Analysts see price downturn in FY08, India

Analysts see price downturn in FY08, India
Published: 31 October 2006

 Domestic cement prices are unlikely to correct drastically in the second half of ’07-08 (FY08) and ’08-09 (FY09), according to foreign brokerage CLSA, due to likely delays in capacity addition coupled with sustained demand.  
The brokerage attributes the likely slowdown in capacity additions in FY08 and FY09 to rise in lead-time for cement equipment delivery, delays due to land acquisition and environmental issues, among the few reasons. 
"We project a maximum 14% capacity CAGR until the end of FY09 and expect demand growth to nearly catch up," CLSA said in a note to clients, justifying its higher-than-average earnings estimates for cement companies in FY08 (20% above market estimates) and FY09 (35-40% above market estimates).  

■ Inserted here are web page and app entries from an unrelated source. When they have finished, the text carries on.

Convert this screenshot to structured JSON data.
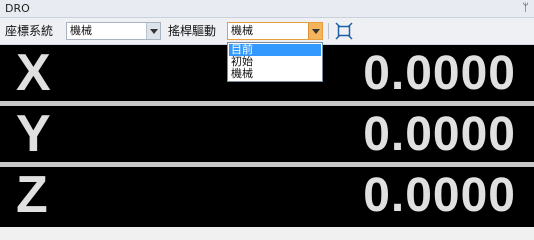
{
  "panel": {
    "title": "DRO",
    "pin_icon": "pin-icon"
  },
  "toolbar": {
    "coord_label": "座標系統",
    "coord_value": "機械",
    "drive_label": "搖桿驅動",
    "drive_value": "機械",
    "fit_icon": "fit-view-icon",
    "accent_color": "#f6b35d"
  },
  "dropdown": {
    "options": [
      "目前",
      "初始",
      "機械"
    ],
    "highlighted": "目前",
    "highlight_color": "#3399ff"
  },
  "axes": [
    {
      "name": "X",
      "value": "0.0000"
    },
    {
      "name": "Y",
      "value": "0.0000"
    },
    {
      "name": "Z",
      "value": "0.0000"
    }
  ]
}
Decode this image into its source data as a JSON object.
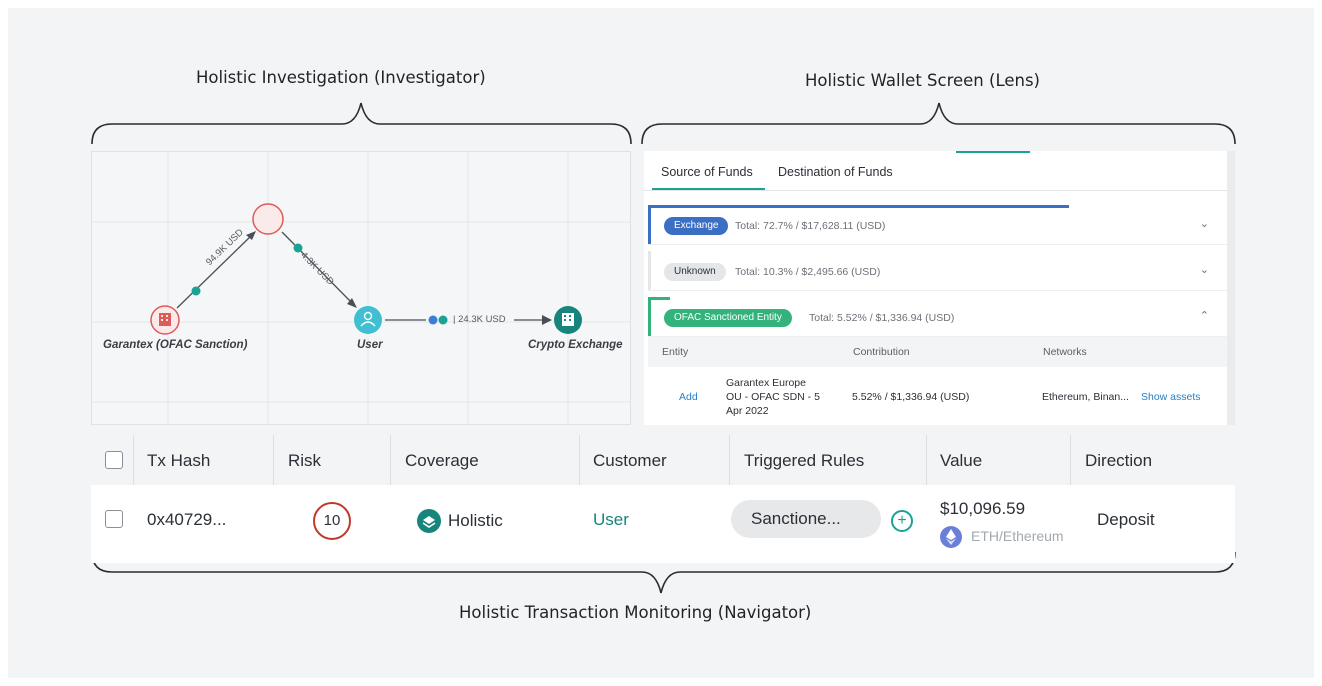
{
  "captions": {
    "investigator": "Holistic Investigation (Investigator)",
    "lens": "Holistic Wallet Screen (Lens)",
    "navigator": "Holistic Transaction Monitoring (Navigator)"
  },
  "graph": {
    "nodes": {
      "garantex": "Garantex (OFAC Sanction)",
      "user": "User",
      "exchange": "Crypto Exchange"
    },
    "edges": {
      "e1": "94.9K USD",
      "e2": "4.3K USD",
      "e3": "24.3K USD"
    },
    "colors": {
      "sanction": "#e05a5a",
      "user": "#3fbfd1",
      "exchange": "#17857c",
      "badge": "#1aa394",
      "badge_blue": "#3d7fd6"
    }
  },
  "lens": {
    "tabs": [
      "Source of Funds",
      "Destination of Funds"
    ],
    "rows": [
      {
        "label": "Exchange",
        "total": "Total: 72.7% / $17,628.11 (USD)",
        "color": "#3a6fc4",
        "fill": 0.727
      },
      {
        "label": "Unknown",
        "total": "Total: 10.3% / $2,495.66 (USD)",
        "color": "#e4e6e8"
      },
      {
        "label": "OFAC Sanctioned Entity",
        "total": "Total: 5.52% / $1,336.94 (USD)",
        "color": "#33b27c"
      }
    ],
    "table": {
      "headers": [
        "Entity",
        "Contribution",
        "Networks"
      ],
      "row": {
        "action": "Add",
        "entity": [
          "Garantex Europe",
          "OU - OFAC SDN - 5",
          "Apr 2022"
        ],
        "contribution": "5.52% / $1,336.94 (USD)",
        "networks": "Ethereum, Binan...",
        "show_assets": "Show assets"
      }
    }
  },
  "navigator": {
    "headers": [
      "Tx Hash",
      "Risk",
      "Coverage",
      "Customer",
      "Triggered Rules",
      "Value",
      "Direction"
    ],
    "row": {
      "tx_hash": "0x40729...",
      "risk": "10",
      "coverage": "Holistic",
      "customer": "User",
      "rule": "Sanctione...",
      "value": "$10,096.59",
      "asset": "ETH/Ethereum",
      "direction": "Deposit"
    }
  }
}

This forecast is contrarian to other brokerage consensus that prices could fall during ’08-09 because of a supply glut - a resultant of the planned capacity build-up. Currently, the total capacity in the domestic cement industry is roughly 160mt.  

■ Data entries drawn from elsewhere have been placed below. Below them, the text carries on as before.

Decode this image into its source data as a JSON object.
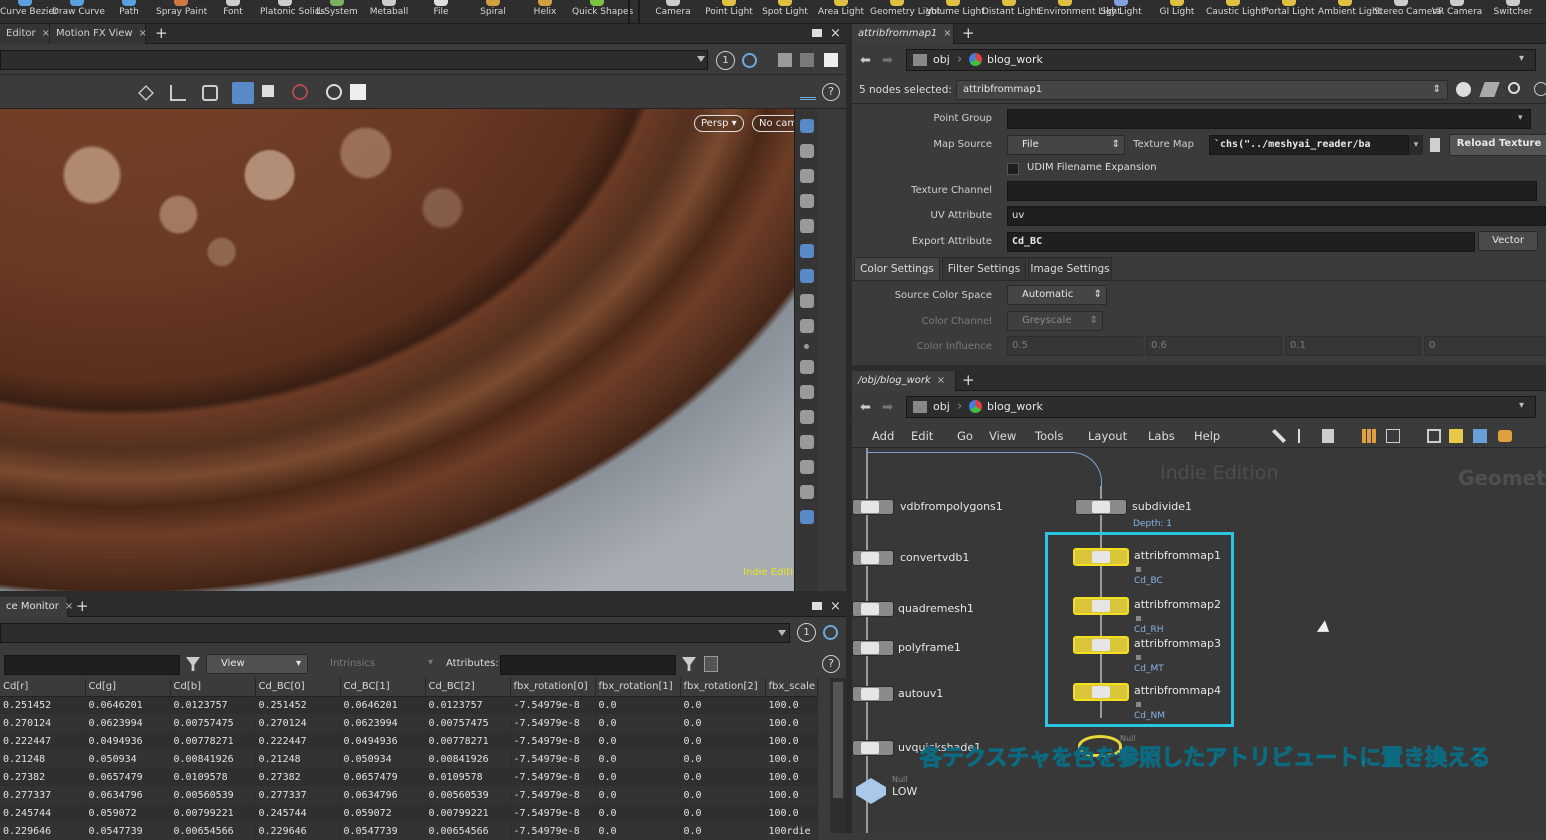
{
  "shelf": {
    "left_tools": [
      {
        "label": "Curve Bezier",
        "color": "#5aa0e0"
      },
      {
        "label": "Draw Curve",
        "color": "#5aa0e0"
      },
      {
        "label": "Path",
        "color": "#5aa0e0"
      },
      {
        "label": "Spray Paint",
        "color": "#d07840"
      },
      {
        "label": "Font",
        "color": "#cccccc"
      },
      {
        "label": "Platonic Solids",
        "color": "#cccccc"
      },
      {
        "label": "L-System",
        "color": "#7ab060"
      },
      {
        "label": "Metaball",
        "color": "#cccccc"
      },
      {
        "label": "File",
        "color": "#dddddd"
      },
      {
        "label": "Spiral",
        "color": "#d0a040"
      },
      {
        "label": "Helix",
        "color": "#d0a040"
      },
      {
        "label": "Quick Shapes",
        "color": "#80c040"
      }
    ],
    "right_tools": [
      {
        "label": "Camera",
        "color": "#cccccc"
      },
      {
        "label": "Point Light",
        "color": "#e0c040"
      },
      {
        "label": "Spot Light",
        "color": "#e0c040"
      },
      {
        "label": "Area Light",
        "color": "#e0c040"
      },
      {
        "label": "Geometry Light",
        "color": "#e0c040"
      },
      {
        "label": "Volume Light",
        "color": "#e0c040"
      },
      {
        "label": "Distant Light",
        "color": "#e0c040"
      },
      {
        "label": "Environment Light",
        "color": "#e0c040"
      },
      {
        "label": "Sky Light",
        "color": "#80a0e0"
      },
      {
        "label": "GI Light",
        "color": "#e0c040"
      },
      {
        "label": "Caustic Light",
        "color": "#e0c040"
      },
      {
        "label": "Portal Light",
        "color": "#e0c040"
      },
      {
        "label": "Ambient Light",
        "color": "#e0c040"
      },
      {
        "label": "Stereo Camera",
        "color": "#cccccc"
      },
      {
        "label": "VR Camera",
        "color": "#cccccc"
      },
      {
        "label": "Switcher",
        "color": "#cccccc"
      }
    ]
  },
  "viewer": {
    "tabs": [
      "Editor",
      "Motion FX View"
    ],
    "close_glyph": "×",
    "plus_glyph": "+",
    "view_number": "1",
    "persp_label": "Persp",
    "cam_label": "No cam",
    "watermark": "Indie Edition"
  },
  "spreadsheet": {
    "tab": "ce Monitor",
    "view_number": "1",
    "view_label": "View",
    "intrinsics_label": "Intrinsics",
    "attributes_label": "Attributes:",
    "columns": [
      "Cd[r]",
      "Cd[g]",
      "Cd[b]",
      "Cd_BC[0]",
      "Cd_BC[1]",
      "Cd_BC[2]",
      "fbx_rotation[0]",
      "fbx_rotation[1]",
      "fbx_rotation[2]",
      "fbx_scale"
    ],
    "rows": [
      [
        "0.251452",
        "0.0646201",
        "0.0123757",
        "0.251452",
        "0.0646201",
        "0.0123757",
        "-7.54979e-8",
        "0.0",
        "0.0",
        "100.0"
      ],
      [
        "0.270124",
        "0.0623994",
        "0.00757475",
        "0.270124",
        "0.0623994",
        "0.00757475",
        "-7.54979e-8",
        "0.0",
        "0.0",
        "100.0"
      ],
      [
        "0.222447",
        "0.0494936",
        "0.00778271",
        "0.222447",
        "0.0494936",
        "0.00778271",
        "-7.54979e-8",
        "0.0",
        "0.0",
        "100.0"
      ],
      [
        "0.21248",
        "0.050934",
        "0.00841926",
        "0.21248",
        "0.050934",
        "0.00841926",
        "-7.54979e-8",
        "0.0",
        "0.0",
        "100.0"
      ],
      [
        "0.27382",
        "0.0657479",
        "0.0109578",
        "0.27382",
        "0.0657479",
        "0.0109578",
        "-7.54979e-8",
        "0.0",
        "0.0",
        "100.0"
      ],
      [
        "0.277337",
        "0.0634796",
        "0.00560539",
        "0.277337",
        "0.0634796",
        "0.00560539",
        "-7.54979e-8",
        "0.0",
        "0.0",
        "100.0"
      ],
      [
        "0.245744",
        "0.059072",
        "0.00799221",
        "0.245744",
        "0.059072",
        "0.00799221",
        "-7.54979e-8",
        "0.0",
        "0.0",
        "100.0"
      ],
      [
        "0.229646",
        "0.0547739",
        "0.00654566",
        "0.229646",
        "0.0547739",
        "0.00654566",
        "-7.54979e-8",
        "0.0",
        "0.0",
        "100rdie"
      ]
    ]
  },
  "params": {
    "tab": "attribfrommap1",
    "path_obj": "obj",
    "path_geo": "blog_work",
    "selected_count": "5 nodes selected:",
    "selected_node": "attribfrommap1",
    "point_group_label": "Point Group",
    "map_source_label": "Map Source",
    "map_source_value": "File",
    "texture_map_label": "Texture Map",
    "texture_map_value": "`chs(\"../meshyai_reader/ba",
    "reload_texture": "Reload Texture",
    "udim_label": "UDIM Filename Expansion",
    "texture_channel_label": "Texture Channel",
    "uv_attribute_label": "UV Attribute",
    "uv_attribute_value": "uv",
    "export_attribute_label": "Export Attribute",
    "export_attribute_value": "Cd_BC",
    "vector_label": "Vector",
    "sub_tabs": [
      "Color Settings",
      "Filter Settings",
      "Image Settings"
    ],
    "source_color_space_label": "Source Color Space",
    "source_color_space_value": "Automatic",
    "color_channel_label": "Color Channel",
    "color_channel_value": "Greyscale",
    "color_influence_label": "Color Influence",
    "color_influence_values": [
      "0.5",
      "0.6",
      "0.1",
      "0"
    ]
  },
  "network": {
    "tab": "/obj/blog_work",
    "path_obj": "obj",
    "path_geo": "blog_work",
    "menus": [
      "Add",
      "Edit",
      "Go",
      "View",
      "Tools",
      "Layout",
      "Labs",
      "Help"
    ],
    "watermark": "Indie Edition",
    "context_label": "Geomet",
    "left_nodes": [
      "vdbfrompolygons1",
      "convertvdb1",
      "quadremesh1",
      "polyframe1",
      "autouv1",
      "uvquickshade1"
    ],
    "subdivide": {
      "name": "subdivide1",
      "info": "Depth: 1"
    },
    "selected_nodes": [
      {
        "name": "attribfrommap1",
        "attr": "Cd_BC"
      },
      {
        "name": "attribfrommap2",
        "attr": "Cd_RH"
      },
      {
        "name": "attribfrommap3",
        "attr": "Cd_MT"
      },
      {
        "name": "attribfrommap4",
        "attr": "Cd_NM"
      }
    ],
    "null_label": "Null",
    "low_label": "LOW",
    "annotation": "各テクスチャを色を参照したアトリビュートに置き換える",
    "highlight_color": "#29c6e6"
  }
}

In recent times, most analysts have recommended buying cement shares for the period till the first half of ’07-08, as the excess of demand corresponding to supply is expected to drive up product prices further.  
Though there is unanimity that demand for cement would remain robust between ’06-07 and ’08-09, led by demand from infrastructure, housing and special economic zones (SEZs), the views are divided with regards to supply. 
In its recent note to clients, brokerage Edelweiss said, "Post Q1FY08E, the operating peak, we believe that there is limited upside in valuations for the cement sector due to 70.6mtpa capacity additions by FY09 (estimated), with a likely overcapacity scenario in South."  
SBI Capital Markets and Merrill Lynch also echo this view and feel prices are likely to witness a downturn, as supply is likely to exceed demand.  
"The growing capacity pipeline will likely compress the sector’s valuation multiples in FY08E (next year) in anticipation of an earnings downturn in FY09E (the year after)," Merrill Lynch noted.